When significant independent world organizations warn us, you better listen, as they are always late…

The International Monetary Fund has warned world investors over the last six months that world growth is expected to come in much lower than they and most people expect.  We have been saying this for a long while…maybe we have to get the IMF to sign up as coaching customers.

Now, Moody’s has put out some warnings.  They recently released their Global Macro Outlook 2016-17.  This world rating agency states that growth prospects were being hammered by China’s slowdown, a slump in commodity prices and tighter financing condition in some emerging markets.  They say this will outweigh the benefits of loose monetary conditions of low and negative interest rates and quantitative easing in Japan, Europe, and the US.   They have ratcheted down their growth expectations.  They also bluntly stated that Central Banks now have limited room to battle the risks looming overgrowth. As we have said, they are nearly out of bullets.

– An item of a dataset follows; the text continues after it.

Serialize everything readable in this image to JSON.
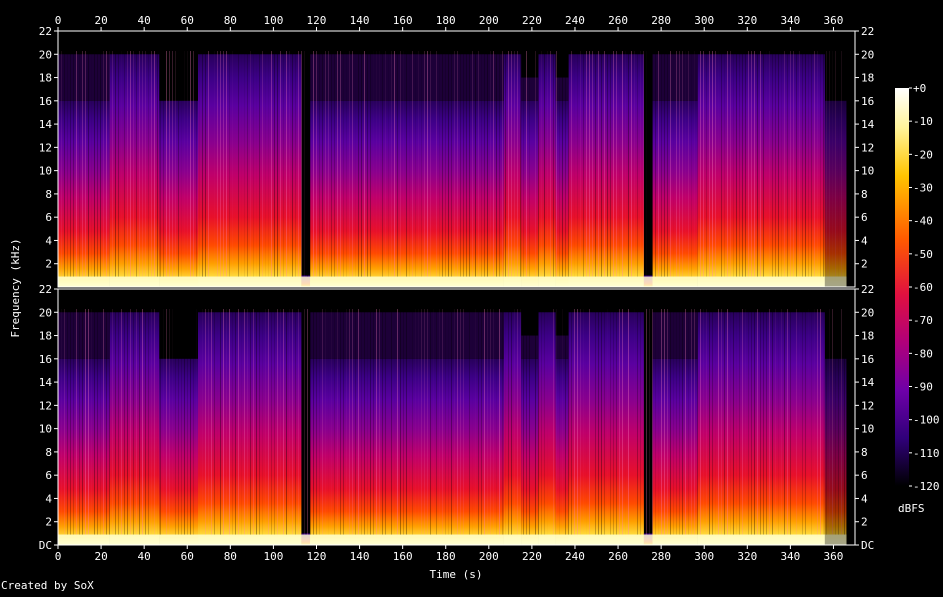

They noted that Europe and Japan fiscal policies are severely constrained by elevated debt.  In other words, they are passed being broke…they are a fiscal mess and worsening each year.  This is a ticking time bomb.

The tumbling Japanese yen has not gotten Japan out of a recession, and it has not created inflation as they wanted…failed policies again.  They sure are slow learners as they have been trying this over and over since the late 1980’s, and the only result has been in and out of recession and deflationary conditions.

Europe needs growth to try to deflate their debt away, but instead, they are flat lining and getting closer to dying. They are very damaged by their leveraged burdens, and they aren’t going away.  The one country who has been holding up the EEC is Germany, and now they are strained by a slowing economy and the influx of migrants…tough times in Europe.

The one world hope, beyond the US, which is severely slowing, is China.  After growing by 6.9% last year, a 30-year low, Moody’s expects them to grow by 6.3% in 2016.  That may not sound bad but the trend if very dangerous.  Many fear that a bank implosion will hamper any growth in China.  Some top strategist, led by Kyle Bass, a brilliant hedge fund manager, expect China to severely depreciate their currency, the Yuan.  This would be deadly for other emerging countries, hurt foreign company’s profits and fuel further deflation in Japan and Europe.

Nothing is sounding too good, but as we have always said, there are no free rides and the world’s desire to keep avoiding a necessary period of de-leveraging is doing nothing but leading us to a bigger collapse.

We live in very interesting times.  Do not hide from it but embrace it, accept it, and take appropriate actions to ensure you win by it.

Matt Sammut